▸ **TASK ITEM**
Which lines below contain "circle"? Copy every one of them.

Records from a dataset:

◇ ◇ ◇ ◇ ◇ ◇ ◇

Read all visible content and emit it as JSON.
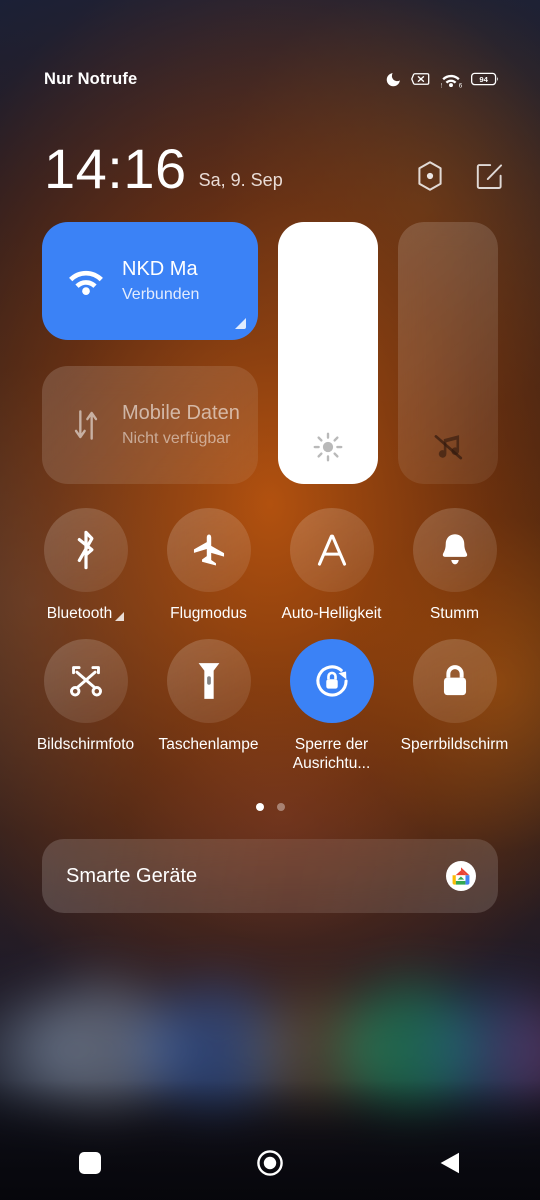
{
  "colors": {
    "accent_blue": "#3b82f6",
    "tile_inactive": "rgba(255,255,255,0.13)",
    "text_primary": "#ffffff",
    "slider_fill": "#ffffff"
  },
  "statusbar": {
    "carrier": "Nur Notrufe",
    "icons": [
      {
        "name": "do-not-disturb-icon",
        "glyph": "moon"
      },
      {
        "name": "sim-disabled-icon",
        "glyph": "signal-x"
      },
      {
        "name": "wifi-icon",
        "glyph": "wifi",
        "badge": "6"
      },
      {
        "name": "battery-icon",
        "glyph": "battery",
        "level": "94"
      }
    ],
    "battery_level": "94",
    "wifi_generation": "6"
  },
  "header": {
    "clock": "14:16",
    "date": "Sa, 9. Sep",
    "actions": [
      {
        "name": "settings-button",
        "icon": "hexagon-gear-icon"
      },
      {
        "name": "edit-tiles-button",
        "icon": "edit-pencil-icon"
      }
    ]
  },
  "tiles": {
    "wifi": {
      "title": "NKD                Ma",
      "subtitle": "Verbunden",
      "state": "active",
      "icon": "wifi-icon",
      "has_expand_corner": true
    },
    "mobile_data": {
      "title": "Mobile Daten",
      "subtitle": "Nicht verfügbar",
      "state": "inactive",
      "icon": "mobile-data-arrows-icon",
      "has_expand_corner": false
    },
    "brightness_slider": {
      "name": "brightness-slider",
      "icon": "sun-icon",
      "value": 100,
      "min": 0,
      "max": 100
    },
    "volume_slider": {
      "name": "volume-slider",
      "icon": "music-note-muted-icon",
      "value": 0,
      "min": 0,
      "max": 100
    }
  },
  "toggles": [
    {
      "label": "Bluetooth",
      "icon": "bluetooth-icon",
      "state": "off",
      "expandable": true
    },
    {
      "label": "Flugmodus",
      "icon": "airplane-icon",
      "state": "off",
      "expandable": false
    },
    {
      "label": "Auto-Helligkeit",
      "icon": "auto-brightness-a-icon",
      "state": "off",
      "expandable": false
    },
    {
      "label": "Stumm",
      "icon": "bell-icon",
      "state": "off",
      "expandable": false
    },
    {
      "label": "Bildschirmfoto",
      "icon": "screenshot-scissors-icon",
      "state": "off",
      "expandable": false
    },
    {
      "label": "Taschenlampe",
      "icon": "flashlight-icon",
      "state": "off",
      "expandable": false
    },
    {
      "label": "Sperre der Ausrichtu...",
      "icon": "rotation-lock-icon",
      "state": "on",
      "expandable": false
    },
    {
      "label": "Sperrbildschirm",
      "icon": "lock-icon",
      "state": "off",
      "expandable": false
    }
  ],
  "pager": {
    "pages": 2,
    "active_index": 0
  },
  "smart_devices": {
    "label": "Smarte Geräte",
    "icon": "google-home-icon"
  },
  "navbar": [
    {
      "name": "nav-recents-button",
      "icon": "square-icon"
    },
    {
      "name": "nav-home-button",
      "icon": "circle-icon"
    },
    {
      "name": "nav-back-button",
      "icon": "triangle-left-icon"
    }
  ]
}
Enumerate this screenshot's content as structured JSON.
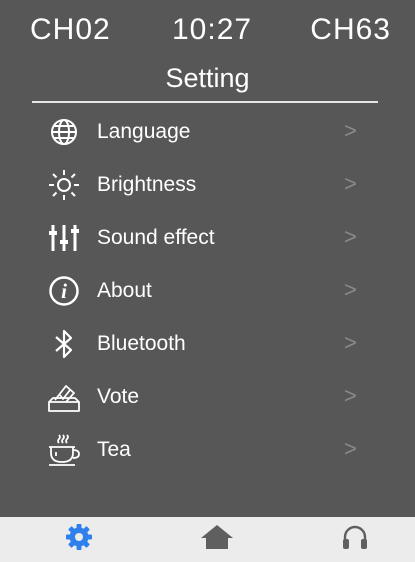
{
  "status": {
    "left_channel": "CH02",
    "time": "10:27",
    "right_channel": "CH63"
  },
  "title": "Setting",
  "menu": [
    {
      "label": "Language",
      "icon": "globe-icon",
      "chevron": ">"
    },
    {
      "label": "Brightness",
      "icon": "sun-icon",
      "chevron": ">"
    },
    {
      "label": "Sound effect",
      "icon": "equalizer-icon",
      "chevron": ">"
    },
    {
      "label": "About",
      "icon": "info-icon",
      "chevron": ">"
    },
    {
      "label": "Bluetooth",
      "icon": "bluetooth-icon",
      "chevron": ">"
    },
    {
      "label": "Vote",
      "icon": "ballot-icon",
      "chevron": ">"
    },
    {
      "label": "Tea",
      "icon": "tea-cup-icon",
      "chevron": ">"
    }
  ],
  "tabbar": {
    "tabs": [
      {
        "icon": "gear-icon",
        "active": true
      },
      {
        "icon": "home-icon",
        "active": false
      },
      {
        "icon": "headphones-icon",
        "active": false
      }
    ]
  },
  "colors": {
    "background": "#575757",
    "text": "#ffffff",
    "chevron": "#8a8a8a",
    "tabbar": "#ececec",
    "active_tab": "#2f80ed",
    "inactive_tab": "#5f5f5f"
  }
}
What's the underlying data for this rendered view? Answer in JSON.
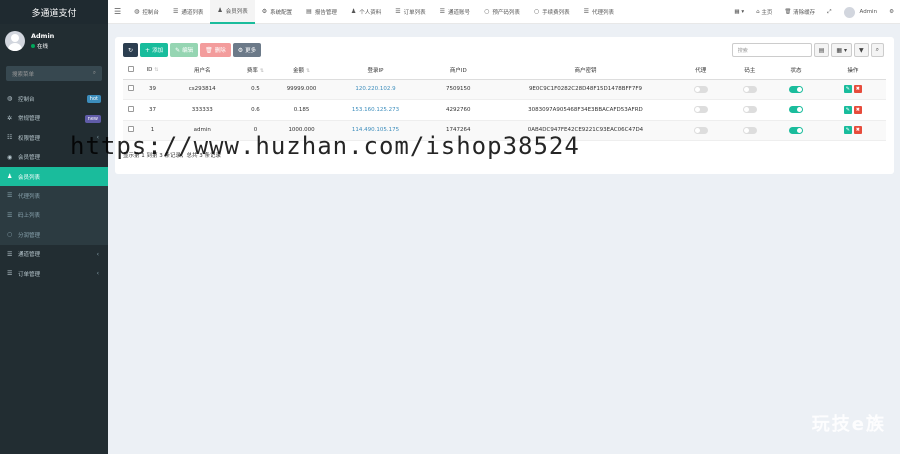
{
  "app": {
    "title": "多通道支付"
  },
  "user": {
    "name": "Admin",
    "status": "在线"
  },
  "sidebar": {
    "search_placeholder": "搜索菜单",
    "items": [
      {
        "label": "控制台",
        "icon": "dashboard-icon",
        "badge": "hot",
        "badge_color": "#3c8dbc"
      },
      {
        "label": "常规管理",
        "icon": "cogs-icon",
        "badge": "new",
        "badge_color": "#605ca8"
      },
      {
        "label": "权限管理",
        "icon": "group-icon",
        "arrow": "‹"
      },
      {
        "label": "会员管理",
        "icon": "user-circle-icon"
      },
      {
        "label": "会员列表",
        "icon": "user-icon",
        "active": true
      },
      {
        "label": "代理列表",
        "icon": "list-icon",
        "sub": true
      },
      {
        "label": "码上列表",
        "icon": "list-icon",
        "sub": true
      },
      {
        "label": "分润管理",
        "icon": "circle-icon",
        "sub": true
      },
      {
        "label": "通道管理",
        "icon": "list-icon",
        "arrow": "‹"
      },
      {
        "label": "订单管理",
        "icon": "list-icon",
        "arrow": "‹"
      }
    ]
  },
  "topbar": {
    "tabs": [
      {
        "label": "控制台",
        "icon": "dashboard-icon"
      },
      {
        "label": "通道列表",
        "icon": "list-icon"
      },
      {
        "label": "会员列表",
        "icon": "user-icon",
        "active": true
      },
      {
        "label": "系统配置",
        "icon": "cog-icon"
      },
      {
        "label": "报告管理",
        "icon": "file-icon"
      },
      {
        "label": "个人资料",
        "icon": "user-icon"
      },
      {
        "label": "订单列表",
        "icon": "list-icon"
      },
      {
        "label": "通道账号",
        "icon": "list-icon"
      },
      {
        "label": "预产码列表",
        "icon": "circle-icon"
      },
      {
        "label": "手续费列表",
        "icon": "circle-icon"
      },
      {
        "label": "代理列表",
        "icon": "list-icon"
      }
    ],
    "right": {
      "home": "主页",
      "clear_cache": "清除缓存",
      "admin": "Admin"
    }
  },
  "toolbar": {
    "refresh_icon": "refresh-icon",
    "add": "添加",
    "edit": "编辑",
    "delete": "删除",
    "more": "更多",
    "search_placeholder": "搜索"
  },
  "table": {
    "headers": [
      "",
      "ID",
      "用户名",
      "费率",
      "金额",
      "登录IP",
      "商户ID",
      "商户密钥",
      "代理",
      "码主",
      "状态",
      "操作"
    ],
    "rows": [
      {
        "id": "39",
        "username": "cs293814",
        "rate": "0.5",
        "amount": "99999.000",
        "ip": "120.220.102.9",
        "merchant_id": "7509150",
        "key": "9E0C9C1F0282C28D48F15D1478BFF7F9",
        "agent": false,
        "coder": false,
        "status": true
      },
      {
        "id": "37",
        "username": "333333",
        "rate": "0.6",
        "amount": "0.185",
        "ip": "153.160.125.273",
        "merchant_id": "4292760",
        "key": "3083097A905468F34E3BBACAFD53AFRD",
        "agent": false,
        "coder": false,
        "status": true
      },
      {
        "id": "1",
        "username": "admin",
        "rate": "0",
        "amount": "1000.000",
        "ip": "114.490.105.175",
        "merchant_id": "1747264",
        "key": "0AB4DC947FE42CE9221C93EAC06C47D4",
        "agent": false,
        "coder": false,
        "status": true
      }
    ]
  },
  "pagination": {
    "text": "显示第 1 到第 3 条记录，总共 3 条记录"
  },
  "watermark": {
    "text": "https://www.huzhan.com/ishop38524",
    "brand": "玩技e族"
  },
  "colors": {
    "accent": "#1abc9c",
    "add": "#18bc9c",
    "edit": "#95d5b2",
    "delete": "#f39c9c",
    "more": "#6c7a89",
    "refresh": "#2c3e50"
  }
}
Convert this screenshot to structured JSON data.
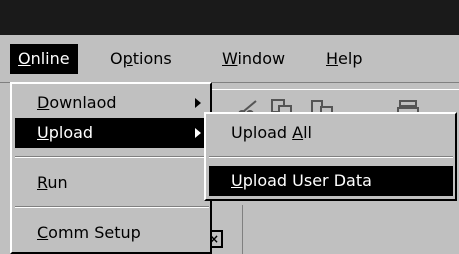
{
  "menubar": {
    "items": [
      {
        "label": "Online",
        "mnemonic": "O",
        "active": true
      },
      {
        "label": "Options",
        "mnemonic": "p"
      },
      {
        "label": "Window",
        "mnemonic": "W"
      },
      {
        "label": "Help",
        "mnemonic": "H"
      }
    ]
  },
  "online_menu": {
    "items": [
      {
        "label": "Downlaod",
        "mnemonic": "D",
        "has_submenu": true
      },
      {
        "label": "Upload",
        "mnemonic": "U",
        "has_submenu": true,
        "active": true
      },
      {
        "label": "Run",
        "mnemonic": "R"
      },
      {
        "label": "Comm Setup",
        "mnemonic": "C"
      }
    ]
  },
  "upload_submenu": {
    "items": [
      {
        "label": "Upload All",
        "mnemonic": "A"
      },
      {
        "label": "Upload User Data",
        "mnemonic": "U",
        "active": true
      }
    ]
  },
  "colors": {
    "window_bg": "#c0c0c0",
    "highlight_bg": "#000000",
    "highlight_text": "#ffffff",
    "titlebar": "#1a1a1a"
  }
}
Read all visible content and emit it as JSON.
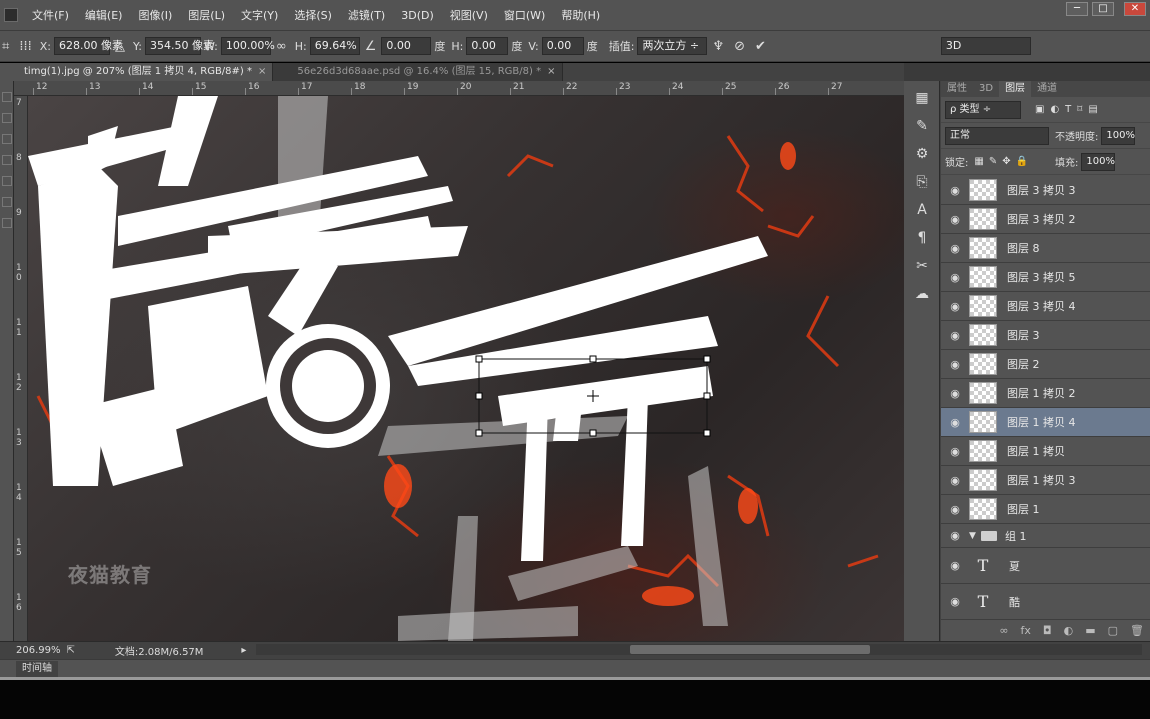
{
  "menubar": {
    "items": [
      "文件(F)",
      "编辑(E)",
      "图像(I)",
      "图层(L)",
      "文字(Y)",
      "选择(S)",
      "滤镜(T)",
      "3D(D)",
      "视图(V)",
      "窗口(W)",
      "帮助(H)"
    ],
    "window_controls": [
      "─",
      "□",
      "✕"
    ]
  },
  "options": {
    "x_label": "X:",
    "x_value": "628.00 像素",
    "y_label": "Y:",
    "y_value": "354.50 像素",
    "w_label": "W:",
    "w_value": "100.00%",
    "h_label": "H:",
    "h_value": "69.64%",
    "angle_value": "0.00",
    "degree": "度",
    "hskew_label": "H:",
    "hskew_value": "0.00",
    "vskew_label": "V:",
    "vskew_value": "0.00",
    "interp_label": "插值:",
    "interp_value": "两次立方 ÷",
    "workspace": "3D"
  },
  "tabs": [
    {
      "label": "timg(1).jpg @ 207% (图层 1 拷贝 4, RGB/8#) *",
      "close": "×"
    },
    {
      "label": "56e26d3d68aae.psd @ 16.4% (图层 15, RGB/8) *",
      "close": "×"
    }
  ],
  "ruler": {
    "top": [
      "12",
      "13",
      "14",
      "15",
      "16",
      "17",
      "18",
      "19",
      "20",
      "21",
      "22",
      "23",
      "24",
      "25",
      "26",
      "27"
    ],
    "left": [
      "7",
      "8",
      "9",
      "1 0",
      "1 1",
      "1 2",
      "1 3",
      "1 4",
      "1 5",
      "1 6"
    ]
  },
  "canvas": {
    "watermark": "夜猫教育",
    "colors": {
      "lava": "#e23b12",
      "rock": "#3a3434"
    }
  },
  "panel": {
    "tabs": [
      "属性",
      "3D",
      "图层",
      "通道"
    ],
    "kind_filter": "ρ 类型 ÷",
    "blend_mode": "正常",
    "opacity_label": "不透明度:",
    "opacity_value": "100%",
    "lock_label": "锁定:",
    "fill_label": "填充:",
    "fill_value": "100%",
    "layers": [
      {
        "name": "图层 3 拷贝 3",
        "type": "pixel",
        "selected": false
      },
      {
        "name": "图层 3 拷贝 2",
        "type": "pixel",
        "selected": false
      },
      {
        "name": "图层 8",
        "type": "pixel",
        "selected": false
      },
      {
        "name": "图层 3 拷贝 5",
        "type": "pixel",
        "selected": false
      },
      {
        "name": "图层 3 拷贝 4",
        "type": "pixel",
        "selected": false
      },
      {
        "name": "图层 3",
        "type": "pixel",
        "selected": false
      },
      {
        "name": "图层 2",
        "type": "pixel",
        "selected": false
      },
      {
        "name": "图层 1 拷贝 2",
        "type": "pixel",
        "selected": false
      },
      {
        "name": "图层 1 拷贝 4",
        "type": "pixel",
        "selected": true
      },
      {
        "name": "图层 1 拷贝",
        "type": "pixel",
        "selected": false
      },
      {
        "name": "图层 1 拷贝 3",
        "type": "pixel",
        "selected": false
      },
      {
        "name": "图层 1",
        "type": "pixel",
        "selected": false
      },
      {
        "name": "组 1",
        "type": "group",
        "selected": false
      },
      {
        "name": "夏",
        "type": "text",
        "selected": false
      },
      {
        "name": "酷",
        "type": "text",
        "selected": false
      }
    ],
    "footer_icons": [
      "link-icon",
      "fx-icon",
      "mask-icon",
      "adjustment-icon",
      "folder-icon",
      "new-layer-icon",
      "trash-icon"
    ]
  },
  "status": {
    "zoom": "206.99%",
    "doc": "文档:2.08M/6.57M"
  },
  "timeline": {
    "label": "时间轴"
  }
}
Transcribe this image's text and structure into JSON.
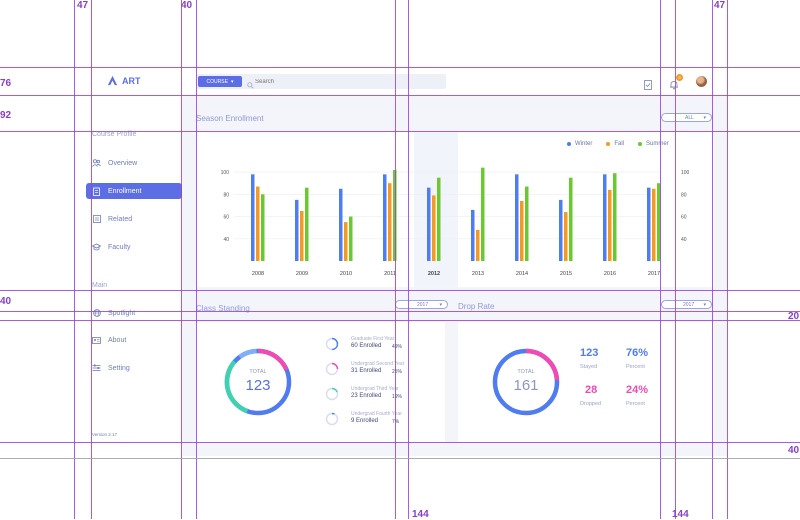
{
  "app": {
    "logo": "ART",
    "version": "Version 2.17"
  },
  "header": {
    "course_btn": "COURSE",
    "search_placeholder": "Search",
    "notif_count": "3"
  },
  "sidebar": {
    "section1": "Course Profile",
    "items1": [
      {
        "label": "Overview"
      },
      {
        "label": "Enrollment"
      },
      {
        "label": "Related"
      },
      {
        "label": "Faculty"
      }
    ],
    "section2": "Main",
    "items2": [
      {
        "label": "Spotlight"
      },
      {
        "label": "About"
      },
      {
        "label": "Setting"
      }
    ]
  },
  "season": {
    "title": "Season Enrollment",
    "filter": "ALL"
  },
  "chart_data": {
    "type": "bar",
    "categories": [
      "2008",
      "2009",
      "2010",
      "2011",
      "2012",
      "2013",
      "2014",
      "2015",
      "2016",
      "2017"
    ],
    "highlight": "2012",
    "series": [
      {
        "name": "Winter",
        "color": "#4f7cf0",
        "values": [
          98,
          75,
          85,
          98,
          86,
          66,
          98,
          75,
          98,
          86
        ]
      },
      {
        "name": "Fall",
        "color": "#f29a22",
        "values": [
          87,
          65,
          55,
          90,
          79,
          48,
          74,
          64,
          84,
          85
        ]
      },
      {
        "name": "Summer",
        "color": "#69c92e",
        "values": [
          80,
          86,
          60,
          102,
          95,
          104,
          87,
          95,
          99,
          90
        ]
      }
    ],
    "yticks": [
      40,
      60,
      80,
      100
    ],
    "ylim": [
      20,
      110
    ],
    "legend": "top-right"
  },
  "class_standing": {
    "title": "Class Standing",
    "filter": "2017",
    "total_label": "TOTAL",
    "total": "123",
    "rows": [
      {
        "title": "Graduate First Year",
        "enrolled": "60 Enrolled",
        "pct": "49%",
        "color": "#4f7cf0",
        "frac": 0.49
      },
      {
        "title": "Undergrad Second Year",
        "enrolled": "31 Enrolled",
        "pct": "25%",
        "color": "#f04ab3",
        "frac": 0.25
      },
      {
        "title": "Undergrad Third Year",
        "enrolled": "23 Enrolled",
        "pct": "19%",
        "color": "#3fd2b0",
        "frac": 0.19
      },
      {
        "title": "Undergrad Fourth Year",
        "enrolled": "9 Enrolled",
        "pct": "7%",
        "color": "#4f7cf0",
        "frac": 0.07
      }
    ]
  },
  "drop_rate": {
    "title": "Drop Rate",
    "filter": "2017",
    "total_label": "TOTAL",
    "total": "161",
    "stayed_num": "123",
    "stayed_label": "Stayed",
    "stayed_pct": "76%",
    "dropped_num": "28",
    "dropped_label": "Dropped",
    "dropped_pct": "24%",
    "percent_label": "Percent"
  },
  "guides": {
    "left1": "47",
    "left2": "40",
    "right1": "47",
    "left_a": "76",
    "left_b": "92",
    "left_c": "40",
    "right_c": "20",
    "right_d": "40",
    "bot1": "144",
    "bot2": "144"
  }
}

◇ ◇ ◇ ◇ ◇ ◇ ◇

▸ **EXPECTED OUTPUT**
      "icon": "circle-icon"
        "icon": "user-circle-icon"
        "icon": "circle-icon",
        "icon": "circle-icon"
        "icon": "circle-icon"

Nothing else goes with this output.